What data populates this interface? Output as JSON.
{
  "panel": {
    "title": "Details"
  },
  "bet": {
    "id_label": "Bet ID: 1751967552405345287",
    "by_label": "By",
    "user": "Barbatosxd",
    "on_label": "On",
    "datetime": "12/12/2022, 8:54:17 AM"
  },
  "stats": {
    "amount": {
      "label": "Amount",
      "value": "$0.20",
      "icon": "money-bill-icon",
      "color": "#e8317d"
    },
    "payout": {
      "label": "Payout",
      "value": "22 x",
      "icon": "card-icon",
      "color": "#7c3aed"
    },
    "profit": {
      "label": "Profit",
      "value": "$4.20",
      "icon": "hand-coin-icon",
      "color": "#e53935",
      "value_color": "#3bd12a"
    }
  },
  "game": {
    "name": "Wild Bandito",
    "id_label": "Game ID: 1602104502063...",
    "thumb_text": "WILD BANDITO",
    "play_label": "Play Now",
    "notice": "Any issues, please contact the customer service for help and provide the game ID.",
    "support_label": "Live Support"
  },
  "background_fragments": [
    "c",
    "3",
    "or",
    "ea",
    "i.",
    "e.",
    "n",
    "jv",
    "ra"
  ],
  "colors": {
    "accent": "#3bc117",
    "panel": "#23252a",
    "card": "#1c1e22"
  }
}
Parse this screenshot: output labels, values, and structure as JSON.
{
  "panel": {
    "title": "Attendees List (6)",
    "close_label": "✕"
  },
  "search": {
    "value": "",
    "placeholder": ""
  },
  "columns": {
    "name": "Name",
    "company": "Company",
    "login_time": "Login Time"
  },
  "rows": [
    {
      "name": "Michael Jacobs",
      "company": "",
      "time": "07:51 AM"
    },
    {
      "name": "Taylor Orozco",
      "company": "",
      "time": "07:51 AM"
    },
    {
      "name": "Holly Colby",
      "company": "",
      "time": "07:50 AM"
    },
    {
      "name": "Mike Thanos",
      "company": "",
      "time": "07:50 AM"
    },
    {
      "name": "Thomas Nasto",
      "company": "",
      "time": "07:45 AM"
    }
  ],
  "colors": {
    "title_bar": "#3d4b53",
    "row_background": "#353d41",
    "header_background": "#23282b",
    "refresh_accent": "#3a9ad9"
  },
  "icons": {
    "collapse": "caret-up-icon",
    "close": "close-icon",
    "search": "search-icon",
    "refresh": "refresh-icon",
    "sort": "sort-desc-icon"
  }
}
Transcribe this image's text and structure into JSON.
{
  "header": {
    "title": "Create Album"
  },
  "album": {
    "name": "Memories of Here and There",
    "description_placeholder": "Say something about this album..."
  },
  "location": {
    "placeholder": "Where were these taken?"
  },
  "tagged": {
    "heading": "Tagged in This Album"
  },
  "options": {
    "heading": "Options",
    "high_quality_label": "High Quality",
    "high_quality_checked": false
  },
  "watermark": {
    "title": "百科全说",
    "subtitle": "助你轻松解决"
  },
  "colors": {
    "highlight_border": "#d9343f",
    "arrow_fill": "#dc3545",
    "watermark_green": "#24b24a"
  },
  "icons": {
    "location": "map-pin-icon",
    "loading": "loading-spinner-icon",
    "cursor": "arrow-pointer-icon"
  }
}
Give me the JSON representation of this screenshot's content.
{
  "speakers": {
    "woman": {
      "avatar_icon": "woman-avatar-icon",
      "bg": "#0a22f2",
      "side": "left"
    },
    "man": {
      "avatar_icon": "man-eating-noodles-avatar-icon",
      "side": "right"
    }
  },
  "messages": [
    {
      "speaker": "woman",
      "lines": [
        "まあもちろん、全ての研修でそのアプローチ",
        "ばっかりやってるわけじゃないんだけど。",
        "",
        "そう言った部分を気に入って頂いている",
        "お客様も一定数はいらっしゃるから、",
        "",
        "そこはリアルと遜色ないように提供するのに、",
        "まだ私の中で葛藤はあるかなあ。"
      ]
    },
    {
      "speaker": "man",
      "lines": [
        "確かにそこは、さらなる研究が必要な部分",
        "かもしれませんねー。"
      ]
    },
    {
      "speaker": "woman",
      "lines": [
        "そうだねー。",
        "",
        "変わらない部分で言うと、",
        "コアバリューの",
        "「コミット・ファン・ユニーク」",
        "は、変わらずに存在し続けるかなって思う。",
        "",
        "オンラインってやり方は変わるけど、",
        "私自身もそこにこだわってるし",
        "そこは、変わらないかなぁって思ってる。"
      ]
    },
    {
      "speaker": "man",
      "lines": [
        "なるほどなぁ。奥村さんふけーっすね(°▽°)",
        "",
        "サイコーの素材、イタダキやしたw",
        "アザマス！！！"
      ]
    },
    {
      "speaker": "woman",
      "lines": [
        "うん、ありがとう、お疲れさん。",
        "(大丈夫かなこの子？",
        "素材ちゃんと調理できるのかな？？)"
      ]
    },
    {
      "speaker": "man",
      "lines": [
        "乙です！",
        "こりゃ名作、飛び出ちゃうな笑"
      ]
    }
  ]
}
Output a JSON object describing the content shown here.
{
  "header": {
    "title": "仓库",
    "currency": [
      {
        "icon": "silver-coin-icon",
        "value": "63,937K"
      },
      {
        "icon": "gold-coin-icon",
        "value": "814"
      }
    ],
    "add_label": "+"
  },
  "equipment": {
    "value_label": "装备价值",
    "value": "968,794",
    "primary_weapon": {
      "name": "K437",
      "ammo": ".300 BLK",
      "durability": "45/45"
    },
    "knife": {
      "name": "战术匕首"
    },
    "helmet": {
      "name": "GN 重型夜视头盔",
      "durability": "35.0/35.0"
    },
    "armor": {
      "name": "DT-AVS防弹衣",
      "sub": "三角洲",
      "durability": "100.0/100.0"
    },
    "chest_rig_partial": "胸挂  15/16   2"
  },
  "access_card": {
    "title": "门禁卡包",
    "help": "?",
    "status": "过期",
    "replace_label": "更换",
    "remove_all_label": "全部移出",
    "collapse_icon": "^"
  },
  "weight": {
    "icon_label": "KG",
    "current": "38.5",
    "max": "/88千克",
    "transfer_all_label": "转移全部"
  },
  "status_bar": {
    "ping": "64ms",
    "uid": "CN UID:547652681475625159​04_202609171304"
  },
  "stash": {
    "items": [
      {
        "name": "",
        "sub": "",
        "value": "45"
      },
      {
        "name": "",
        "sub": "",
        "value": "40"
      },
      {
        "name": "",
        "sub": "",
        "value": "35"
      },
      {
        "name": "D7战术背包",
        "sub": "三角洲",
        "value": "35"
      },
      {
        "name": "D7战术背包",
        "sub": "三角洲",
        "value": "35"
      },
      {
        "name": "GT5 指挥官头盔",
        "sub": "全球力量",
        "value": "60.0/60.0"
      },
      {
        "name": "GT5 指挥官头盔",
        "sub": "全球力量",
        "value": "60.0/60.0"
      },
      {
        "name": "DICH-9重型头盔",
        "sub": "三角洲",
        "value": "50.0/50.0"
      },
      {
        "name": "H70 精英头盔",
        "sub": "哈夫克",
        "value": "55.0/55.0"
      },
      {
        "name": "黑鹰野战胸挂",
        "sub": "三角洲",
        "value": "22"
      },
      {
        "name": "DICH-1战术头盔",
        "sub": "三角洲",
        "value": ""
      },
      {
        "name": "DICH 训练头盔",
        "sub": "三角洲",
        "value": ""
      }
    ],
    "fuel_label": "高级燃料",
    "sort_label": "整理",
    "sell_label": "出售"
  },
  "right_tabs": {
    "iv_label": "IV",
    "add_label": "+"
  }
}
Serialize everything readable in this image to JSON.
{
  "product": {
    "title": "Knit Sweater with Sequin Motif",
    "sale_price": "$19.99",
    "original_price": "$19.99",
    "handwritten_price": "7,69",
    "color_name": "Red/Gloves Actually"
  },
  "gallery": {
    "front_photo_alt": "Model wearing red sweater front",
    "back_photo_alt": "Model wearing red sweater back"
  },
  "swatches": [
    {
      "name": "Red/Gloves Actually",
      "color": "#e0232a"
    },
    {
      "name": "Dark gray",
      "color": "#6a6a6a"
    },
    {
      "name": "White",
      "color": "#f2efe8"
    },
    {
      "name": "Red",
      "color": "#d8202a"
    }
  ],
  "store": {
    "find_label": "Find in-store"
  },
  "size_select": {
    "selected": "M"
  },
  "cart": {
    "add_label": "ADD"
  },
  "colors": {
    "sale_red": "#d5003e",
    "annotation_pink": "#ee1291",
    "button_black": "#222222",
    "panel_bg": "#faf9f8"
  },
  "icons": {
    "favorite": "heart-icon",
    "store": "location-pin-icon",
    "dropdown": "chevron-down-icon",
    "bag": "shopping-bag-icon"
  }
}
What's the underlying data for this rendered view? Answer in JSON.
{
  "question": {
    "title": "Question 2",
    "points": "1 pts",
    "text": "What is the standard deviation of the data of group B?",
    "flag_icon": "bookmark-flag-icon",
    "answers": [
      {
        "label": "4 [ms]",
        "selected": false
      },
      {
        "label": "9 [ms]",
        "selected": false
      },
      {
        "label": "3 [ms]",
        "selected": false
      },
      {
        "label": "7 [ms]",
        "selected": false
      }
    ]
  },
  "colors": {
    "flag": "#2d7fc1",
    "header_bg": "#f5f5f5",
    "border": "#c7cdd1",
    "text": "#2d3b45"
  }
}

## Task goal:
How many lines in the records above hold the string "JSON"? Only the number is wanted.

## Result below:
7